Provided material section start
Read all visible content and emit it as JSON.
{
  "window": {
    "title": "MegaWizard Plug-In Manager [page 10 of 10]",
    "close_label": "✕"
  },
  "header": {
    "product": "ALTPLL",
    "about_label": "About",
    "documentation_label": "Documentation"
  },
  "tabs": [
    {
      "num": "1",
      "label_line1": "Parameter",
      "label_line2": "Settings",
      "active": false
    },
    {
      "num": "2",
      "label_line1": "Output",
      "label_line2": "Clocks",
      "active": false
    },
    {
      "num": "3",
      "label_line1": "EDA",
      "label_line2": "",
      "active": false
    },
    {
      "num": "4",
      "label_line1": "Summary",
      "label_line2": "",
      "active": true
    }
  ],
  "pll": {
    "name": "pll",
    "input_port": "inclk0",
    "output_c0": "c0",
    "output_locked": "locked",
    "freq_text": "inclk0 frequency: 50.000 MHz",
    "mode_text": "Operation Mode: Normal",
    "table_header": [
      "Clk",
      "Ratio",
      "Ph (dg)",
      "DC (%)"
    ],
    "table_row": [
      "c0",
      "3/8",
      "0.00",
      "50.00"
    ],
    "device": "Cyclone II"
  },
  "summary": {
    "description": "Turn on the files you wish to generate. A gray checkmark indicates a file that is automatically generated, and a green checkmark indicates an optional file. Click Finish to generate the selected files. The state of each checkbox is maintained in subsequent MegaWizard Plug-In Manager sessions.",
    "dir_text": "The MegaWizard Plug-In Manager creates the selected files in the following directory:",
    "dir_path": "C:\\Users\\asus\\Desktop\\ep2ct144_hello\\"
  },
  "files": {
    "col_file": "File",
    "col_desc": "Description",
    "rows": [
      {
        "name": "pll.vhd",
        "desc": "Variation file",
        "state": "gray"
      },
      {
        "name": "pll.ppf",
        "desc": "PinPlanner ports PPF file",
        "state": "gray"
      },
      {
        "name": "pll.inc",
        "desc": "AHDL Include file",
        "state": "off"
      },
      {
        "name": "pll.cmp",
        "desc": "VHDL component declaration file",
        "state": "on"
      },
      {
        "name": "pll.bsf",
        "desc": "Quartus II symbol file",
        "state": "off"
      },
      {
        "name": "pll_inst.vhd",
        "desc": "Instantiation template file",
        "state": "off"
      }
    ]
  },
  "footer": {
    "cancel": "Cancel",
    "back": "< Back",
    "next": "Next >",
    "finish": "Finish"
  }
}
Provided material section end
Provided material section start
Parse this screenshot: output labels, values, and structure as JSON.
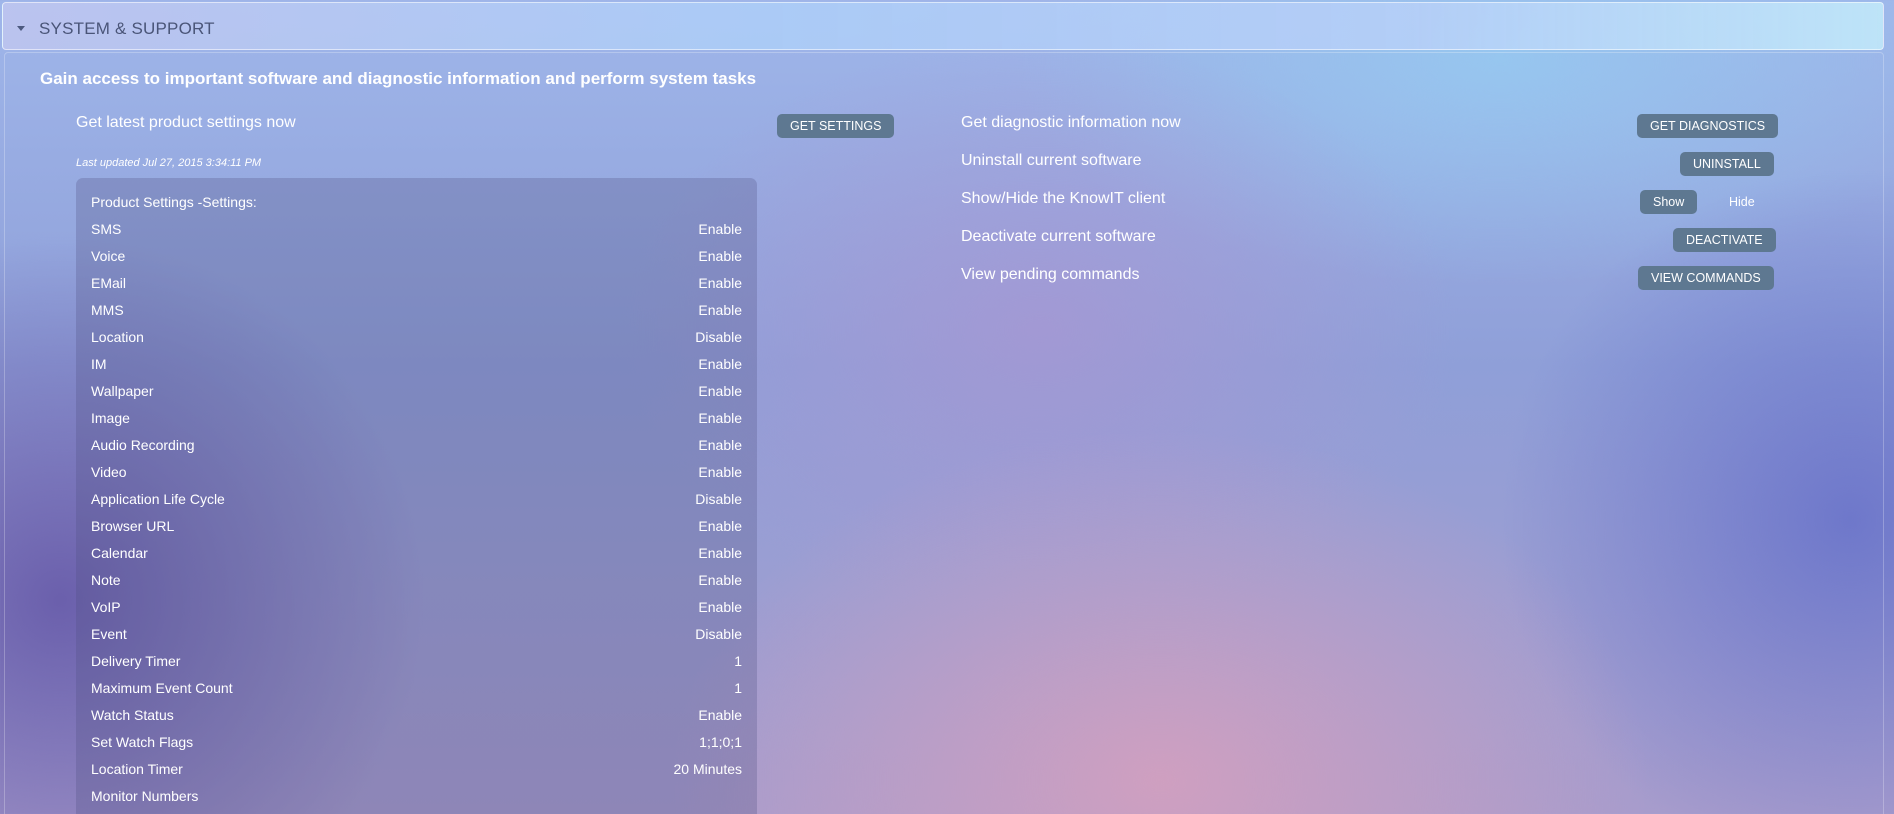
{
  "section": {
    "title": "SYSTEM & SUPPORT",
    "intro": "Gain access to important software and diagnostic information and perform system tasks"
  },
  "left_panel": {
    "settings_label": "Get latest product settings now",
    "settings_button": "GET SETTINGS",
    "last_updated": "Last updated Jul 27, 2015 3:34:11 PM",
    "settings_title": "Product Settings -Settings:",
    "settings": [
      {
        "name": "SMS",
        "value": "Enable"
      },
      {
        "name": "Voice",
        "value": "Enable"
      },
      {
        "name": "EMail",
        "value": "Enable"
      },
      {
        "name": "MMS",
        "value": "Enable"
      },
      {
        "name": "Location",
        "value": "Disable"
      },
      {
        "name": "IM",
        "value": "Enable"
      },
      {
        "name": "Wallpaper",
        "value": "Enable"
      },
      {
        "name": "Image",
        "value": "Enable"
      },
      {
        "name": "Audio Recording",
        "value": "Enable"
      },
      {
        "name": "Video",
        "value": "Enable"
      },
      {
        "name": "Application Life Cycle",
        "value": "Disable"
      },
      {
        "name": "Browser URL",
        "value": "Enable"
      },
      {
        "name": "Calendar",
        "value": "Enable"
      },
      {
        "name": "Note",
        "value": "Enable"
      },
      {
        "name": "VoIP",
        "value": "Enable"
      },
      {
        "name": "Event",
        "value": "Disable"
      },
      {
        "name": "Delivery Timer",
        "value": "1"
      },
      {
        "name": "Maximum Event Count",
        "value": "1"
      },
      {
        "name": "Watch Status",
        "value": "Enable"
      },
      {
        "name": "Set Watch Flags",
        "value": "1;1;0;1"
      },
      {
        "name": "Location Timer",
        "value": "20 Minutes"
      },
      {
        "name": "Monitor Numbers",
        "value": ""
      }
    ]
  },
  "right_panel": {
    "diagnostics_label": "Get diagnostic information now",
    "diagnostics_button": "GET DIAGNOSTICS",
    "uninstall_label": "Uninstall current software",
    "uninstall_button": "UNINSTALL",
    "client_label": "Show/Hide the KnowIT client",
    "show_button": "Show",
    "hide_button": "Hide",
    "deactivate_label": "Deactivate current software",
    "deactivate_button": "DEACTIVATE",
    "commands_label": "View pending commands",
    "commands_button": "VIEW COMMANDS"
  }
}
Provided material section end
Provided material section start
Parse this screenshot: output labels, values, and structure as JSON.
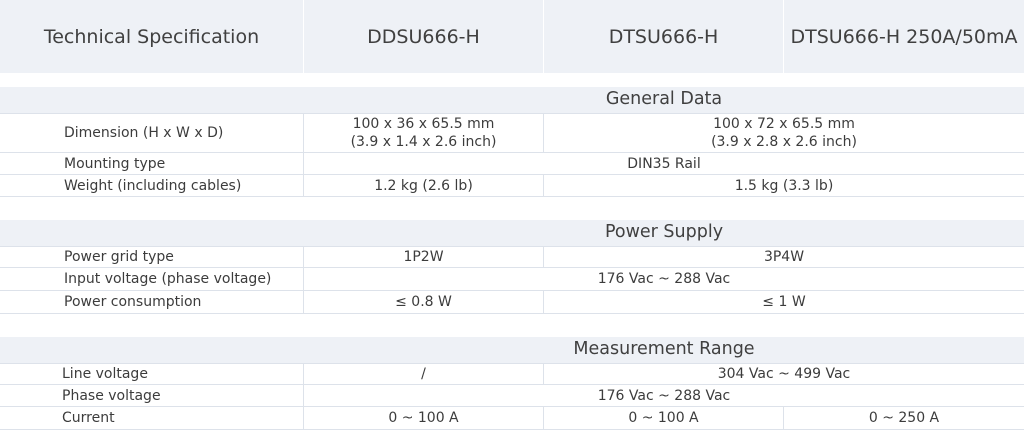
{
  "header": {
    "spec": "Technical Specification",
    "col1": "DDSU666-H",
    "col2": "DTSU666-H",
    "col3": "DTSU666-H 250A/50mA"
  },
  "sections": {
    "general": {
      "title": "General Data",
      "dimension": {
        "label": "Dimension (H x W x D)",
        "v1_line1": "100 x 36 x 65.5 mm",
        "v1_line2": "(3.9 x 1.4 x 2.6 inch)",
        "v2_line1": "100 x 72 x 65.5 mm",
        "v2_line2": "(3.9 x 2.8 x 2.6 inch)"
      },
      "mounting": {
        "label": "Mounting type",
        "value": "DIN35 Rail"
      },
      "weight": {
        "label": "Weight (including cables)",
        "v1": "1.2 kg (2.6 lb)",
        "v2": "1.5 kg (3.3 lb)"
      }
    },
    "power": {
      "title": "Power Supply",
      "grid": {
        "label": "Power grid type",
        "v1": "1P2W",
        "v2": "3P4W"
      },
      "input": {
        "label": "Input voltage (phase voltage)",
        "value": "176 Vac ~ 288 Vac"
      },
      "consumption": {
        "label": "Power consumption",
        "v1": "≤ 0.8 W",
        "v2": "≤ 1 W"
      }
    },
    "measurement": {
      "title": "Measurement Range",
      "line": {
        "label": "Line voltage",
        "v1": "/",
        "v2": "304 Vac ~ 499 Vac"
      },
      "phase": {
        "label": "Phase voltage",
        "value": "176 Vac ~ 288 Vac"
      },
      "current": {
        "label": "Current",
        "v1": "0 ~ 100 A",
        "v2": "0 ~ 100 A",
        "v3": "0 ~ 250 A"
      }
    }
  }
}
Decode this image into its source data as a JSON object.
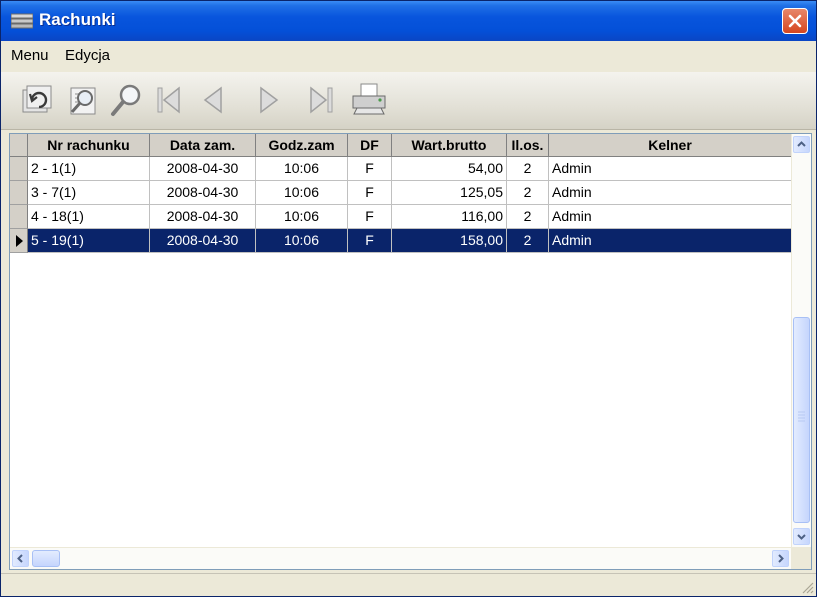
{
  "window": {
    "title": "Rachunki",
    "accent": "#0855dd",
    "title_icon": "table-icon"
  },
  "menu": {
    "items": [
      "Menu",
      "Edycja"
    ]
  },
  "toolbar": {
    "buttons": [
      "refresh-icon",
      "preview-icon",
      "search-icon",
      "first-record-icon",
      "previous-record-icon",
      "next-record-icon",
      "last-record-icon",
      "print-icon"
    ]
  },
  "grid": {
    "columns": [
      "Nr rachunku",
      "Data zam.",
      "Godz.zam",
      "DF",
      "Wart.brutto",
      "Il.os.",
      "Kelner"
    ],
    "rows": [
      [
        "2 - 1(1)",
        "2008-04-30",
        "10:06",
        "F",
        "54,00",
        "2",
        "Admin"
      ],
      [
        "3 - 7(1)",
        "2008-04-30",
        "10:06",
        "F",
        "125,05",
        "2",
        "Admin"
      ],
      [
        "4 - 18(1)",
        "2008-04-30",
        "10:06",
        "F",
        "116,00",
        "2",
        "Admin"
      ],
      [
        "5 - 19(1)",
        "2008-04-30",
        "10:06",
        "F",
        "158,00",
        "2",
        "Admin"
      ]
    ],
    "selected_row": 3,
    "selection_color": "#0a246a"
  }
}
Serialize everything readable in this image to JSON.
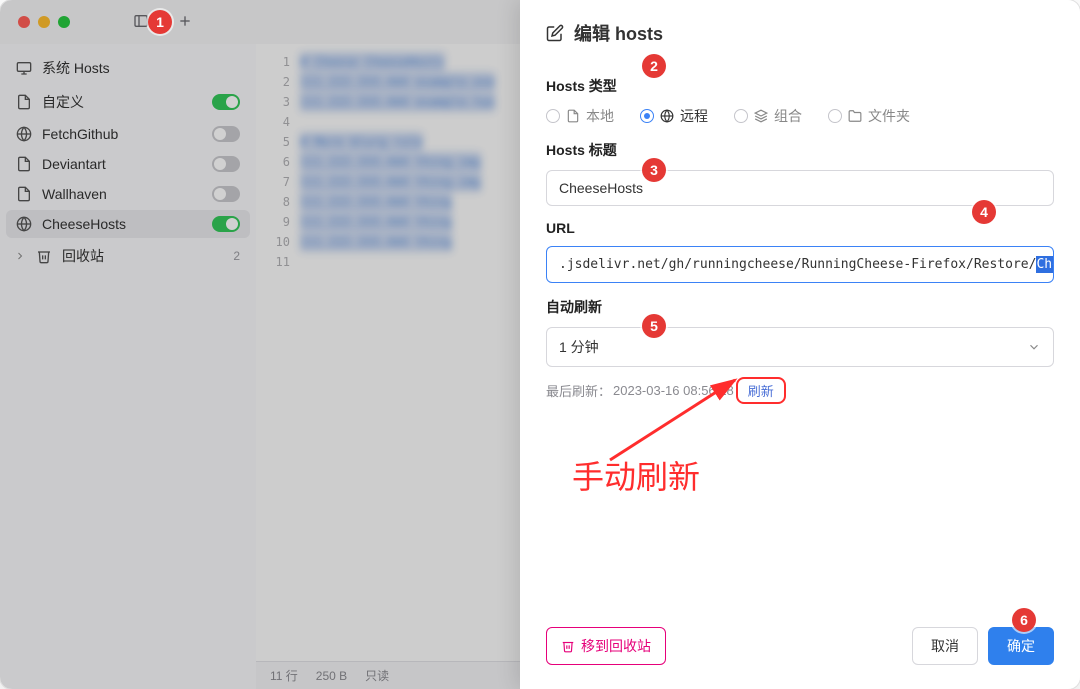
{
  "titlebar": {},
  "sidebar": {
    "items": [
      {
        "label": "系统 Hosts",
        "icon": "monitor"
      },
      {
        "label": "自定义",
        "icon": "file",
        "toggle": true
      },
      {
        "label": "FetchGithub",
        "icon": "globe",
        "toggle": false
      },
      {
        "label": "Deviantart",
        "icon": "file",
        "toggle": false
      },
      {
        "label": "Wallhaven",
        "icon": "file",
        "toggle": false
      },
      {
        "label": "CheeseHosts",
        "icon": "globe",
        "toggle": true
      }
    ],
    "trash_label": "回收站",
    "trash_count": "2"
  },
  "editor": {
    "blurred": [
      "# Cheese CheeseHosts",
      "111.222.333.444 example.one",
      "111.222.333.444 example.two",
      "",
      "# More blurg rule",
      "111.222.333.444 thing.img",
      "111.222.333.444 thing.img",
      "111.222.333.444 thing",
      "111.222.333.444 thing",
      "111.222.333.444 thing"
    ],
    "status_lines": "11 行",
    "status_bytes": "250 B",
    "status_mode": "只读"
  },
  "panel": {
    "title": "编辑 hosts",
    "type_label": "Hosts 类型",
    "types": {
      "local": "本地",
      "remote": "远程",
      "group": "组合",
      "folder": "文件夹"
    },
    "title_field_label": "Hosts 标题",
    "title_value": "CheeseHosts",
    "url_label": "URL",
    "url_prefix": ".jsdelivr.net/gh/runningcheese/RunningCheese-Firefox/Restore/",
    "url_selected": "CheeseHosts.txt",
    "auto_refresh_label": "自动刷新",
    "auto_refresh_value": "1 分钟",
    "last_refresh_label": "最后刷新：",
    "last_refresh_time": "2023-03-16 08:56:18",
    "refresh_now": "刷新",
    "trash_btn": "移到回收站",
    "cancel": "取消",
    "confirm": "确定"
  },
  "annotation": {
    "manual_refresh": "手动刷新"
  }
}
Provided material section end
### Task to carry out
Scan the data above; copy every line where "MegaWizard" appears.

### Problem solution
    "title": "MegaWizard Plug-In Manager [page 10 of 10]",
    "description": "Turn on the files you wish to generate. A gray checkmark indicates a file that is automatically generated, and a green checkmark indicates an optional file. Click Finish to generate the selected files. The state of each checkbox is maintained in subsequent MegaWizard Plug-In Manager sessions.",
    "dir_text": "The MegaWizard Plug-In Manager creates the selected files in the following directory:",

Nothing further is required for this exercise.